Web page and app entries:
════════════════════

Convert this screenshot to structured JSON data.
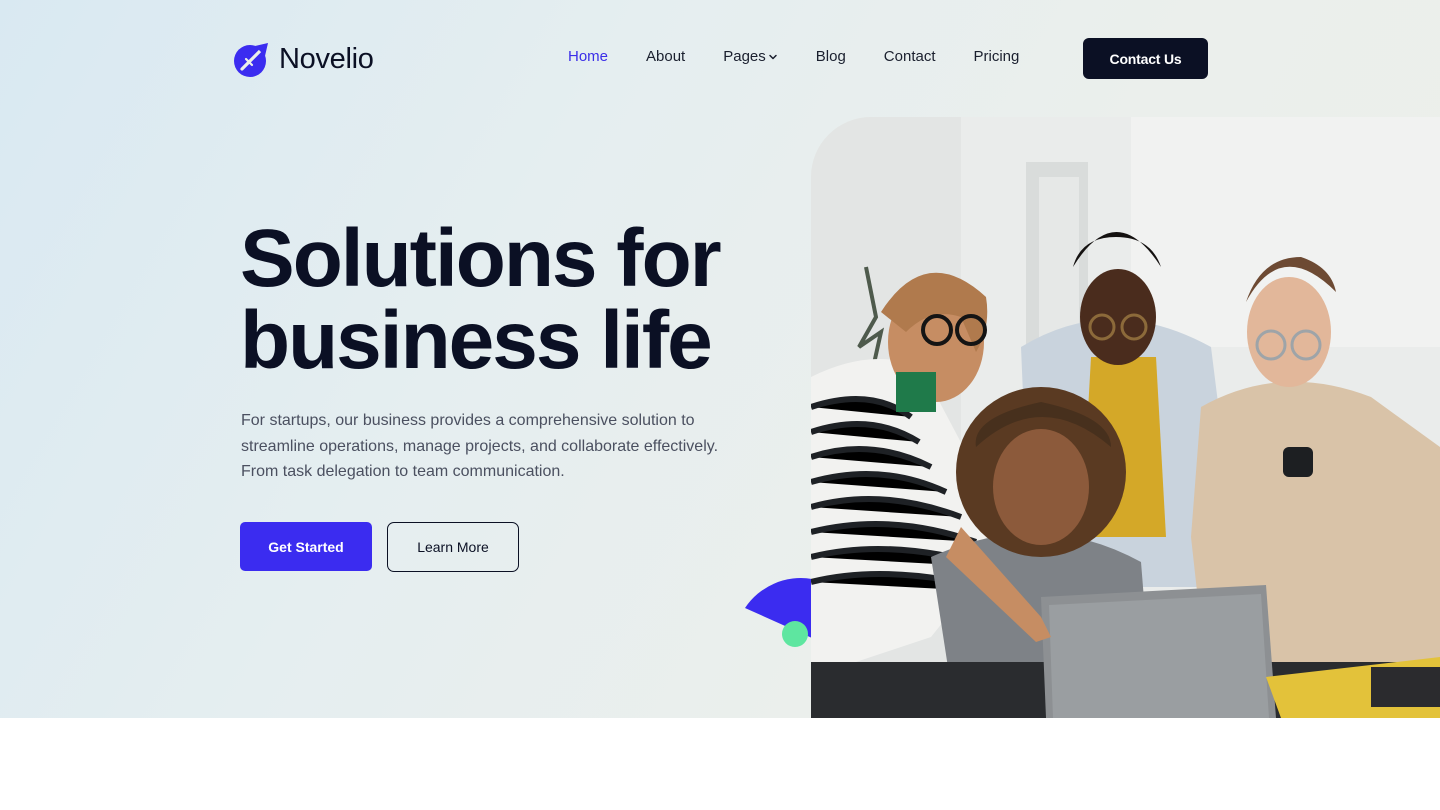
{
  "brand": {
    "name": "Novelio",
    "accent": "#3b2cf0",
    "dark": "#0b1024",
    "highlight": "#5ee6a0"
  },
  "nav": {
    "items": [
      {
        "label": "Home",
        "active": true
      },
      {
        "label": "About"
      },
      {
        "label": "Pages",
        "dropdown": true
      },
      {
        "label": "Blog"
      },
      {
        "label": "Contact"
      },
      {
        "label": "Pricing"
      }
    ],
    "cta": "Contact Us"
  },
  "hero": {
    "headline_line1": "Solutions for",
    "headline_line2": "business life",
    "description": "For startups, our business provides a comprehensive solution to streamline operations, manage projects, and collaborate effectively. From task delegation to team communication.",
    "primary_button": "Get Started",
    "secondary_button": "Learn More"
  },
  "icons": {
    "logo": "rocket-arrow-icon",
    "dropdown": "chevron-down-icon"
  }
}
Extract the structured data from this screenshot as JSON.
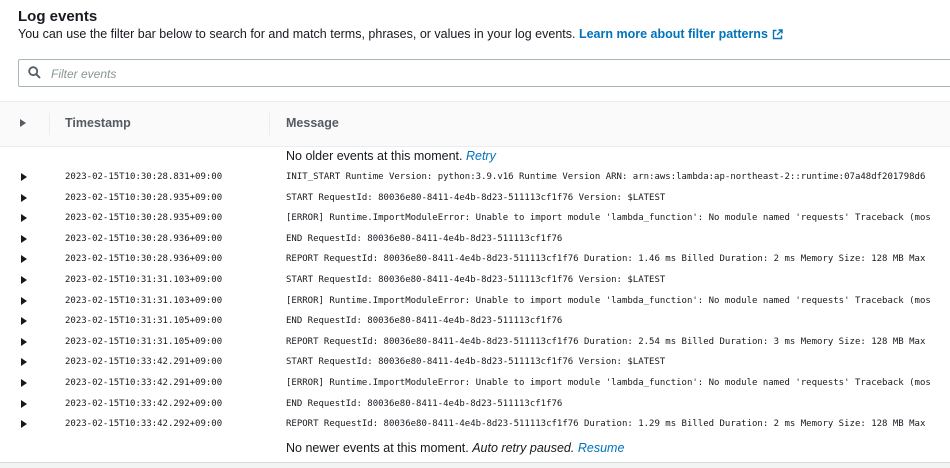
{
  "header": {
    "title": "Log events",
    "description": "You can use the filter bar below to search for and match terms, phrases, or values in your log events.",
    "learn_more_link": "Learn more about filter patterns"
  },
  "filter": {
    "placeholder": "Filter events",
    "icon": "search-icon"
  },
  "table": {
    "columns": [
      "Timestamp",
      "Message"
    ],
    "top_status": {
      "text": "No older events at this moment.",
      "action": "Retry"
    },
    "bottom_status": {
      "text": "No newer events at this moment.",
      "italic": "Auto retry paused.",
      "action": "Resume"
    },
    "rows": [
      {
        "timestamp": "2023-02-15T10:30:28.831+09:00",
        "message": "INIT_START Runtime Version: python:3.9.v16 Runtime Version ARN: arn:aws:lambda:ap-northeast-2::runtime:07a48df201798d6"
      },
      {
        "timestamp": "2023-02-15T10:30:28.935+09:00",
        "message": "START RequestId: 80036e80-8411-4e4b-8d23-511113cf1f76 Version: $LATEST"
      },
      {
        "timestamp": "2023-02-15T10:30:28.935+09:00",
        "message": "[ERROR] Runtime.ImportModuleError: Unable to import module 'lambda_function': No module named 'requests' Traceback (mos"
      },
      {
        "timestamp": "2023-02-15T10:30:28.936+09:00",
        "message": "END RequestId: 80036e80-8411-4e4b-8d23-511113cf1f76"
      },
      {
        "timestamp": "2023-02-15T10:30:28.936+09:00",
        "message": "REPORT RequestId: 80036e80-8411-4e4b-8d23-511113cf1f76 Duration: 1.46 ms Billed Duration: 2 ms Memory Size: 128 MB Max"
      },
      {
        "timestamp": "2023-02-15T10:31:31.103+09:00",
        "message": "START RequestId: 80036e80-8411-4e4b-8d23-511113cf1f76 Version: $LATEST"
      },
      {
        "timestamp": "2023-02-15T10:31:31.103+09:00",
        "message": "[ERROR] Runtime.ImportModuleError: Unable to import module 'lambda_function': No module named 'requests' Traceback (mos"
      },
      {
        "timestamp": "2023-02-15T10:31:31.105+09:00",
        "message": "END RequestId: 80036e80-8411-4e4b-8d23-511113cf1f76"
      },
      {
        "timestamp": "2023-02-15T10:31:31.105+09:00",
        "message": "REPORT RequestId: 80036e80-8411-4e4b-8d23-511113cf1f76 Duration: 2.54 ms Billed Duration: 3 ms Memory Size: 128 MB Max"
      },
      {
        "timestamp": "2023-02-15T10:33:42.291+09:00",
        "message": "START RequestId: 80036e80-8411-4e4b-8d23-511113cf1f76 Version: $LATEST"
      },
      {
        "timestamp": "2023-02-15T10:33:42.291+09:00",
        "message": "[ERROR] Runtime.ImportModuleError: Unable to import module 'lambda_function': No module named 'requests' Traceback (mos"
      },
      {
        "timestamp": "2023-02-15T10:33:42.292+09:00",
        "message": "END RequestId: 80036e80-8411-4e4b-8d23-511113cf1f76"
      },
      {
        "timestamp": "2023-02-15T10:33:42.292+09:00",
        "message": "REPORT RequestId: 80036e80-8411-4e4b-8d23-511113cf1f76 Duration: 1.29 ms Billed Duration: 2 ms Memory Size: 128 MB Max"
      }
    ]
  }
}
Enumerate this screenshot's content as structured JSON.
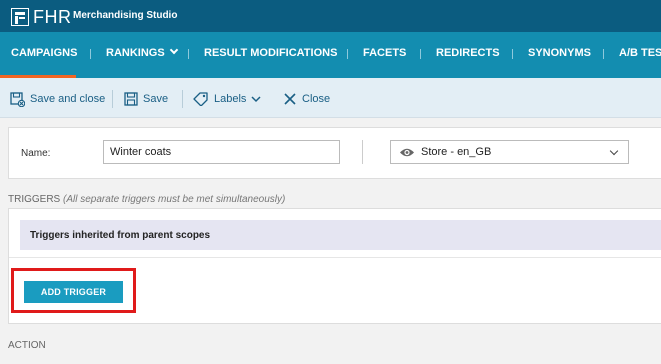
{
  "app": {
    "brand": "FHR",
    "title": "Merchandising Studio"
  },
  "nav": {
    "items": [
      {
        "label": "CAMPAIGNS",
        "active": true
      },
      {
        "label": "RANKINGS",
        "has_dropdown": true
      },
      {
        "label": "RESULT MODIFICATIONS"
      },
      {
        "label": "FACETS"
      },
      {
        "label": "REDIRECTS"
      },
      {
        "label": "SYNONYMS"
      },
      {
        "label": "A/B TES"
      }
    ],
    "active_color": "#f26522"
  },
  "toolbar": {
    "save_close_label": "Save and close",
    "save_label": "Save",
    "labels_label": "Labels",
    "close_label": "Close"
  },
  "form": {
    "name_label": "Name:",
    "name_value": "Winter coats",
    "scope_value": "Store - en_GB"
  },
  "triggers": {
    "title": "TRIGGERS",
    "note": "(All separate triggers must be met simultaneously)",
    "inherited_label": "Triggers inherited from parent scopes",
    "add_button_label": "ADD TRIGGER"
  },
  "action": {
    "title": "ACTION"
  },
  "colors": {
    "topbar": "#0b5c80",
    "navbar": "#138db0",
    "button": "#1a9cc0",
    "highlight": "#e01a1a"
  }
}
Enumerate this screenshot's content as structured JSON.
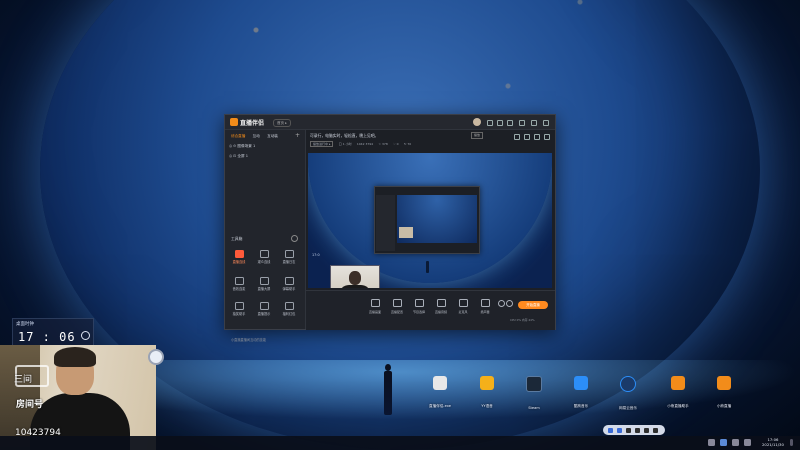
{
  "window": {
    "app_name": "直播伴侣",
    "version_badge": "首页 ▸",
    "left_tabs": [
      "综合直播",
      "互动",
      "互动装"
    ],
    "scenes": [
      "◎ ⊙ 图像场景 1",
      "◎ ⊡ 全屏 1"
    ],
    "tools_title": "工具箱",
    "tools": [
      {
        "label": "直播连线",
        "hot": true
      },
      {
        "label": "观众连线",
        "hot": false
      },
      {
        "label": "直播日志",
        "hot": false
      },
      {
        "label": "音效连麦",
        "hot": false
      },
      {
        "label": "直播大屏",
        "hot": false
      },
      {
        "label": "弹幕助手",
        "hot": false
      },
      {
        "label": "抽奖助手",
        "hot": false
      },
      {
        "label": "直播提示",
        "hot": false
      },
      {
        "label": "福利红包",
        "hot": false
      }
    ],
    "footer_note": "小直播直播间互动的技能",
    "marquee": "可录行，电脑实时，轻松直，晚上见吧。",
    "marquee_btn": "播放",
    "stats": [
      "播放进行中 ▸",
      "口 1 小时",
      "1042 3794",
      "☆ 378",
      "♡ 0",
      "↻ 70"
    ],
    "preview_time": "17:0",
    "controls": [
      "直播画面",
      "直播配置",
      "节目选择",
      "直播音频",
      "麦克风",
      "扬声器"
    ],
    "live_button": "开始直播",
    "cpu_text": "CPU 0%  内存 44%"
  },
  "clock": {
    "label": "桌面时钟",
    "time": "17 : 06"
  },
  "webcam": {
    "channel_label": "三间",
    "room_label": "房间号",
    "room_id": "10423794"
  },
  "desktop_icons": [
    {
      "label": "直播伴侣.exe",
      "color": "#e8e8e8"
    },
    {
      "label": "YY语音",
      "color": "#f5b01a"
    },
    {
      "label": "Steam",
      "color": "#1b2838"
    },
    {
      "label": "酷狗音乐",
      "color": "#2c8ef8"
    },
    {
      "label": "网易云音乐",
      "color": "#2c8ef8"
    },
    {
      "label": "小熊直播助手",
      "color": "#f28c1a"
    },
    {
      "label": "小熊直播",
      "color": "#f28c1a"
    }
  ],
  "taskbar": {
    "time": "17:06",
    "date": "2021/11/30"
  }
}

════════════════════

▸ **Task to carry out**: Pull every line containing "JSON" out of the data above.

▸ **Result for this exercise**:
Convert this screenshot to structured JSON data.
Extract the structured data from this screenshot as JSON.
Enumerate this screenshot's content as structured JSON.
Enumerate this screenshot's content as structured JSON.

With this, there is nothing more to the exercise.